▶ _EXERCISE REQUIREMENTS_
In the listing below, which lines contain the string "金亚科技"? Copy them all.

————————

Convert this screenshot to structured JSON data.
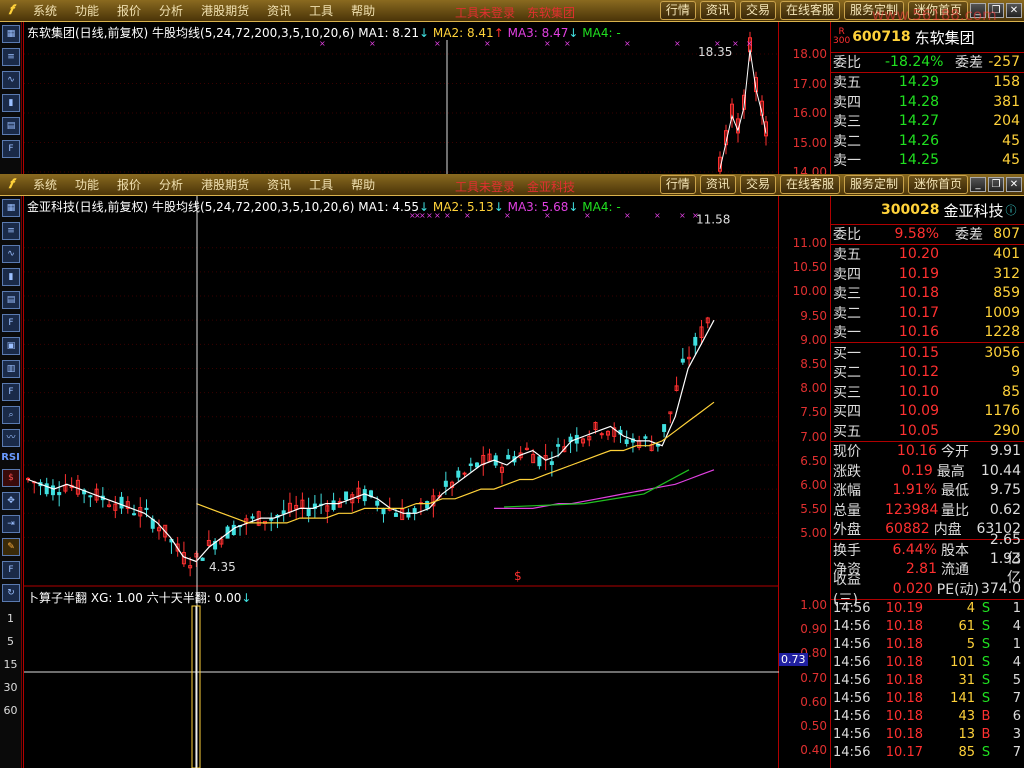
{
  "menu": [
    "系统",
    "功能",
    "报价",
    "分析",
    "港股期货",
    "资讯",
    "工具",
    "帮助"
  ],
  "center_msg": [
    "工具未登录",
    "东软集团"
  ],
  "center_msg2": [
    "工具未登录",
    "金亚科技"
  ],
  "right_buttons": [
    "行情",
    "资讯",
    "交易",
    "在线客服",
    "服务定制",
    "迷你首页"
  ],
  "watermark": "www.56188.com",
  "top": {
    "stock_code": "600718",
    "stock_name": "东软集团",
    "rank": "300",
    "legend": {
      "title": "东软集团(日线,前复权)",
      "formula": "牛股均线(5,24,72,200,3,5,10,20,6)",
      "ma1": "MA1: 8.21",
      "ma2": "MA2: 8.41",
      "ma3": "MA3: 8.47",
      "ma4": "MA4: -"
    },
    "peak_label": "18.35",
    "yticks": [
      "18.00",
      "17.00",
      "16.00",
      "15.00",
      "14.00"
    ],
    "weibi": {
      "label": "委比",
      "value": "-18.24%",
      "label2": "委差",
      "value2": "-257"
    },
    "asks": [
      {
        "label": "卖五",
        "price": "14.29",
        "vol": "158"
      },
      {
        "label": "卖四",
        "price": "14.28",
        "vol": "381"
      },
      {
        "label": "卖三",
        "price": "14.27",
        "vol": "204"
      },
      {
        "label": "卖二",
        "price": "14.26",
        "vol": "45"
      },
      {
        "label": "卖一",
        "price": "14.25",
        "vol": "45"
      }
    ]
  },
  "main": {
    "stock_code": "300028",
    "stock_name": "金亚科技",
    "legend": {
      "title": "金亚科技(日线,前复权)",
      "formula": "牛股均线(5,24,72,200,3,5,10,20,6)",
      "ma1": "MA1: 4.55",
      "ma2": "MA2: 5.13",
      "ma3": "MA3: 5.68",
      "ma4": "MA4: -"
    },
    "peak_label": "11.58",
    "low_label": "4.35",
    "dollar_mark": "$",
    "yticks": [
      "11.00",
      "10.50",
      "10.00",
      "9.50",
      "9.00",
      "8.50",
      "8.00",
      "7.50",
      "7.00",
      "6.50",
      "6.00",
      "5.50",
      "5.00"
    ],
    "weibi": {
      "label": "委比",
      "value": "9.58%",
      "label2": "委差",
      "value2": "807"
    },
    "asks": [
      {
        "label": "卖五",
        "price": "10.20",
        "vol": "401"
      },
      {
        "label": "卖四",
        "price": "10.19",
        "vol": "312"
      },
      {
        "label": "卖三",
        "price": "10.18",
        "vol": "859"
      },
      {
        "label": "卖二",
        "price": "10.17",
        "vol": "1009"
      },
      {
        "label": "卖一",
        "price": "10.16",
        "vol": "1228"
      }
    ],
    "bids": [
      {
        "label": "买一",
        "price": "10.15",
        "vol": "3056"
      },
      {
        "label": "买二",
        "price": "10.12",
        "vol": "9"
      },
      {
        "label": "买三",
        "price": "10.10",
        "vol": "85"
      },
      {
        "label": "买四",
        "price": "10.09",
        "vol": "1176"
      },
      {
        "label": "买五",
        "price": "10.05",
        "vol": "290"
      }
    ],
    "stats": [
      {
        "l1": "现价",
        "v1": "10.16",
        "l2": "今开",
        "v2": "9.91"
      },
      {
        "l1": "涨跌",
        "v1": "0.19",
        "l2": "最高",
        "v2": "10.44"
      },
      {
        "l1": "涨幅",
        "v1": "1.91%",
        "l2": "最低",
        "v2": "9.75"
      },
      {
        "l1": "总量",
        "v1": "123984",
        "l2": "量比",
        "v2": "0.62"
      },
      {
        "l1": "外盘",
        "v1": "60882",
        "l2": "内盘",
        "v2": "63102"
      }
    ],
    "stats2": [
      {
        "l1": "换手",
        "v1": "6.44%",
        "l2": "股本",
        "v2": "2.65亿"
      },
      {
        "l1": "净资",
        "v1": "2.81",
        "l2": "流通",
        "v2": "1.93亿"
      },
      {
        "l1": "收益(三)",
        "v1": "0.020",
        "l2": "PE(动)",
        "v2": "374.0"
      }
    ],
    "ticks": [
      {
        "t": "14:56",
        "p": "10.19",
        "v": "4",
        "d": "S",
        "n": "1"
      },
      {
        "t": "14:56",
        "p": "10.18",
        "v": "61",
        "d": "S",
        "n": "4"
      },
      {
        "t": "14:56",
        "p": "10.18",
        "v": "5",
        "d": "S",
        "n": "1"
      },
      {
        "t": "14:56",
        "p": "10.18",
        "v": "101",
        "d": "S",
        "n": "4"
      },
      {
        "t": "14:56",
        "p": "10.18",
        "v": "31",
        "d": "S",
        "n": "5"
      },
      {
        "t": "14:56",
        "p": "10.18",
        "v": "141",
        "d": "S",
        "n": "7"
      },
      {
        "t": "14:56",
        "p": "10.18",
        "v": "43",
        "d": "B",
        "n": "6"
      },
      {
        "t": "14:56",
        "p": "10.18",
        "v": "13",
        "d": "B",
        "n": "3"
      },
      {
        "t": "14:56",
        "p": "10.17",
        "v": "85",
        "d": "S",
        "n": "7"
      }
    ]
  },
  "indicator": {
    "legend": "卜算子半翻",
    "xg": "XG: 1.00",
    "sixty": "六十天半翻: 0.00",
    "yticks": [
      "1.00",
      "0.90",
      "0.80",
      "0.70",
      "0.60",
      "0.50",
      "0.40"
    ],
    "current": "0.73"
  },
  "left_scale": [
    "1",
    "5",
    "15",
    "30",
    "60"
  ],
  "left_rsi": "RSI",
  "chart_data": {
    "type": "line",
    "title": "金亚科技(日线,前复权)",
    "ylim": [
      4.2,
      11.7
    ],
    "series": [
      {
        "name": "MA1",
        "values": [
          6.2,
          6.1,
          6.0,
          6.1,
          6.0,
          5.9,
          5.8,
          5.7,
          5.6,
          5.5,
          5.3,
          5.0,
          4.6,
          4.5,
          4.8,
          5.0,
          5.2,
          5.3,
          5.4,
          5.4,
          5.5,
          5.6,
          5.6,
          5.7,
          5.7,
          5.8,
          5.9,
          5.8,
          5.6,
          5.5,
          5.5,
          5.6,
          5.9,
          6.1,
          6.3,
          6.5,
          6.6,
          6.5,
          6.7,
          6.8,
          6.6,
          6.7,
          7.0,
          7.1,
          7.2,
          7.3,
          7.1,
          7.0,
          7.0,
          6.9,
          7.5,
          8.5,
          9.0,
          9.5
        ]
      },
      {
        "name": "MA2",
        "values": [
          null,
          null,
          null,
          null,
          null,
          null,
          null,
          null,
          null,
          null,
          null,
          null,
          null,
          5.7,
          5.6,
          5.5,
          5.4,
          5.3,
          5.3,
          5.3,
          5.3,
          5.4,
          5.4,
          5.4,
          5.5,
          5.5,
          5.6,
          5.6,
          5.6,
          5.6,
          5.7,
          5.7,
          5.8,
          5.8,
          5.9,
          6.0,
          6.0,
          6.1,
          6.2,
          6.2,
          6.3,
          6.4,
          6.5,
          6.6,
          6.7,
          6.8,
          6.8,
          6.9,
          6.9,
          7.0,
          7.2,
          7.4,
          7.6,
          7.8
        ]
      },
      {
        "name": "MA3",
        "values": [
          null,
          null,
          null,
          null,
          null,
          null,
          null,
          null,
          null,
          null,
          null,
          null,
          null,
          null,
          null,
          null,
          null,
          null,
          null,
          null,
          null,
          null,
          null,
          null,
          null,
          null,
          null,
          null,
          null,
          null,
          null,
          null,
          null,
          null,
          null,
          null,
          5.6,
          5.6,
          5.6,
          5.6,
          5.65,
          5.7,
          5.7,
          5.75,
          5.8,
          5.85,
          5.9,
          5.95,
          6.0,
          6.05,
          6.1,
          6.2,
          6.3,
          6.4
        ]
      }
    ]
  }
}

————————

▶ _FINISHED TASK_
    "金亚科技"
    "stock_name": "金亚科技",
      "title": "金亚科技(日线,前复权)",
    "title": "金亚科技(日线,前复权)",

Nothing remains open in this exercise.